Entries supplied:

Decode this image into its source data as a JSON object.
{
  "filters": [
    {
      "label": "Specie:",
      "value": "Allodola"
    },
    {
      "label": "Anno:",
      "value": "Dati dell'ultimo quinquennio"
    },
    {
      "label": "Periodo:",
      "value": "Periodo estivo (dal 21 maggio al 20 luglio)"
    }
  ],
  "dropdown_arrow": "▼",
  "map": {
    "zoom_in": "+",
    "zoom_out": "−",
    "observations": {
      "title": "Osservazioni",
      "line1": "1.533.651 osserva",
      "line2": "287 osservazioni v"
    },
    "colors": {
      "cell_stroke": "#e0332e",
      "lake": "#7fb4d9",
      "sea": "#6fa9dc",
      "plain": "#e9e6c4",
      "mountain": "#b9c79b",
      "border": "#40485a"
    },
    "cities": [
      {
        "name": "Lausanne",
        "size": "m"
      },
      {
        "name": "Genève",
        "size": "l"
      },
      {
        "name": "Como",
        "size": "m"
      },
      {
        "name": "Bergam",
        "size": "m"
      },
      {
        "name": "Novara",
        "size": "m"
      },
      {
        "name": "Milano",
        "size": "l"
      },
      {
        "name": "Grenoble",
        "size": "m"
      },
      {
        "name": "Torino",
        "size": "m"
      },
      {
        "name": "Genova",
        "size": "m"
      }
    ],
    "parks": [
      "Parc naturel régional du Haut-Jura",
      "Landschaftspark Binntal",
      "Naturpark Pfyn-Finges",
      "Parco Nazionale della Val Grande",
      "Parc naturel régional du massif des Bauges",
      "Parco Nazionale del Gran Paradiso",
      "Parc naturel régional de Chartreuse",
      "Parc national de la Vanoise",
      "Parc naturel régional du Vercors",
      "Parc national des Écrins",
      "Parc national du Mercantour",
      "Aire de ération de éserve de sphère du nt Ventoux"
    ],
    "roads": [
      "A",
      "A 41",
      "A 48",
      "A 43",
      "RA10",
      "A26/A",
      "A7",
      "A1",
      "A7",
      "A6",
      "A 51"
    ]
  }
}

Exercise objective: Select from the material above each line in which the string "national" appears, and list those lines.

Solution for this problem:
      "Parc national de la Vanoise",
      "Parc national des Écrins",
      "Parc national du Mercantour",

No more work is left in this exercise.